These days, writing a weekly blog post is one big exercise in sharing, and I absolutely love it. In fact, I'm going to post twice a week. Every Monday, I will be sharing a list of links from around the internet. I don't yet know what to call these posts. Maybe you can brainstorm with me? Here are a few thoughts:
- Playing Hookie
- Procrastinating on a Monday
- The Monday List
Whatever the title of the weekly post, it will be in 'listicle' format. Isn't that an interesting word? I read a great essay in the University of Chicago magazine about the word listicle. It was formed, according to writer Arika Okrent, from a blend of “list” and “article." She explains: "I always interpreted it as referring to prose in popsicle form: vertically arranged, quickly consumed, not too nutritious, but fun. That seems to me much more evocative than plain old “list article.” "
Listicles are everywhere these days. I can't help but clicking on them, especially the ones like "Five Reasons Why No One's Reading Your Blog." It is irresistible to think that perhaps the secret to blog success is five bullet points away. So I click.
But I don't mean to jump on the bandwagon. This is more about simple sharing. I spend an inordinate amount of time hitchhiking on the Internet highway and I think you would like to see some of the amazing places I've been. If you subscribe to the blog, you will still receive an email on Fridays, but it will contain two posts: a listicle and a post in essay form.
Back to Ms. Okrent. Her essay on listicles is really quite fine. She draws a comparison between listicles and limericks and haikus that is very convincing, and in true intellectual fashion, she ends her essay with this little example of a limerick:
A lady assembled a listicle
To give interesting facts a receptacle.

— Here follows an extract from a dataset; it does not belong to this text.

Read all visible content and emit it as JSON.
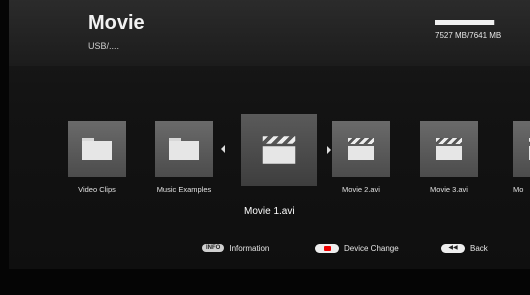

Lists make the world neater
For many a reader
(But this is a limerick so … testicle).
You can read the entire essay here. See you Monday!